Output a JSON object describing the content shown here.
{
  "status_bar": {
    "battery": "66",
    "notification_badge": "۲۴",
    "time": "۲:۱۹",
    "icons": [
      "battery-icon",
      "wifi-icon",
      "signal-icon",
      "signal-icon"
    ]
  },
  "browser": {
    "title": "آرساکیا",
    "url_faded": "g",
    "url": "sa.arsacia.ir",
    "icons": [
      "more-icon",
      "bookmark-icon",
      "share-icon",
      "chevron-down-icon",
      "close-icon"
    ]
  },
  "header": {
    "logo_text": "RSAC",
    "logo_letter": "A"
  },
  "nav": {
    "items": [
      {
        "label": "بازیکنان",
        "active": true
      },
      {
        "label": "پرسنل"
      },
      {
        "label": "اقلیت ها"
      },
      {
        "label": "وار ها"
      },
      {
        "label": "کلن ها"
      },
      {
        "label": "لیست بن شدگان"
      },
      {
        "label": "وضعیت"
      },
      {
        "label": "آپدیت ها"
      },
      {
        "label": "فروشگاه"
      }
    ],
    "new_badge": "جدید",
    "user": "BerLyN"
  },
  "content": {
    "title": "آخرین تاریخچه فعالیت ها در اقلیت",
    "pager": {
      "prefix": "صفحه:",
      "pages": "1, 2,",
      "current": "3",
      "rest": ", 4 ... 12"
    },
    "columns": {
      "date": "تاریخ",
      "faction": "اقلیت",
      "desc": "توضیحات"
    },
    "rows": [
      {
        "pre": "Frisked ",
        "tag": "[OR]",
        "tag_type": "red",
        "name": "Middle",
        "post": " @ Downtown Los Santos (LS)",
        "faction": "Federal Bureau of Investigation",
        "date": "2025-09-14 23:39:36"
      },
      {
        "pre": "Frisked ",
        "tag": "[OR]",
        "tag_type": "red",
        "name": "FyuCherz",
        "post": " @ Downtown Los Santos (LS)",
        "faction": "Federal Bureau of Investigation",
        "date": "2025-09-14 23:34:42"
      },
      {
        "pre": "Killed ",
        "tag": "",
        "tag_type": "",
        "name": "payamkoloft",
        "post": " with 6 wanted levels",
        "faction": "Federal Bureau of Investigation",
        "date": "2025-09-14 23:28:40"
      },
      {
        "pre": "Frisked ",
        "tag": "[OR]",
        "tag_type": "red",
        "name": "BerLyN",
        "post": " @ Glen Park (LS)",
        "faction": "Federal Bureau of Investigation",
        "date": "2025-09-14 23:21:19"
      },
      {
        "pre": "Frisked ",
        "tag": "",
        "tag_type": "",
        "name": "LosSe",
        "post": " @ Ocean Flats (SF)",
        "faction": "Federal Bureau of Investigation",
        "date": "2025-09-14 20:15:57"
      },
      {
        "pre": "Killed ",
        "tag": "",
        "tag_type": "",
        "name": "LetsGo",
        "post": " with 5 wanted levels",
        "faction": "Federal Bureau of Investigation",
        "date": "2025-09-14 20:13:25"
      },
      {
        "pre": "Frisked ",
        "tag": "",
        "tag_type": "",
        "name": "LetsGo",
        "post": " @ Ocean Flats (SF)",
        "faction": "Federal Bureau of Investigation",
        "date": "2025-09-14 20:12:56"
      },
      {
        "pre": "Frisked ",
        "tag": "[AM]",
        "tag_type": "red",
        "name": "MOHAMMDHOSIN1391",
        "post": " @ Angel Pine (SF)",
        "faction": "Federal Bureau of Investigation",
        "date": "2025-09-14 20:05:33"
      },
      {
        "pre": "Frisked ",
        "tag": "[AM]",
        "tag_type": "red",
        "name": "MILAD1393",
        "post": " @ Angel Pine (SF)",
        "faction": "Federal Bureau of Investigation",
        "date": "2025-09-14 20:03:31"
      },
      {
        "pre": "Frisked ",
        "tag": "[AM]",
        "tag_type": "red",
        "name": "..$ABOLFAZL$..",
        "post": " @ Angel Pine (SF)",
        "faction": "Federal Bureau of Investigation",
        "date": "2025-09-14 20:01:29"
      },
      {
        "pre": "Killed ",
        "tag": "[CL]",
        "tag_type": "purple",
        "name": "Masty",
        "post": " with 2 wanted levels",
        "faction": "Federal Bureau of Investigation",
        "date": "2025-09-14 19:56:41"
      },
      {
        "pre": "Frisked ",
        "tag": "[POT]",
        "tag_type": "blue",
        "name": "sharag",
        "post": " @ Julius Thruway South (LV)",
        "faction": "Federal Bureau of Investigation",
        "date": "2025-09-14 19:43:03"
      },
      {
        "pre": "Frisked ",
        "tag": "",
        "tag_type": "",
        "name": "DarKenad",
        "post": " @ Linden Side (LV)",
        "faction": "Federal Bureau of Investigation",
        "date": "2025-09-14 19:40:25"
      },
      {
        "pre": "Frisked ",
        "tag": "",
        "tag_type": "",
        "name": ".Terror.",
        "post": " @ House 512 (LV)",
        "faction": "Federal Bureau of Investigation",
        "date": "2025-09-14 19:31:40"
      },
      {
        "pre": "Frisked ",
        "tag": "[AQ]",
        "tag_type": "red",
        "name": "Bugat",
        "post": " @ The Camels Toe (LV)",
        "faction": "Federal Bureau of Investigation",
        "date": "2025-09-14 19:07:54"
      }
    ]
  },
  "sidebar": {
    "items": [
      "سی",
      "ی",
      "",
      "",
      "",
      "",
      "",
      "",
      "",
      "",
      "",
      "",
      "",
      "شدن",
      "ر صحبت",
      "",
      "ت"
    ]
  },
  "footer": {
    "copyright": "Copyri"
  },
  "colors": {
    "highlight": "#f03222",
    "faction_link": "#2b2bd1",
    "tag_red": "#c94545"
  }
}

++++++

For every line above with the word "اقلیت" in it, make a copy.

        "label": "اقلیت ها"
    "title": "آخرین تاریخچه فعالیت ها در اقلیت",
      "faction": "اقلیت",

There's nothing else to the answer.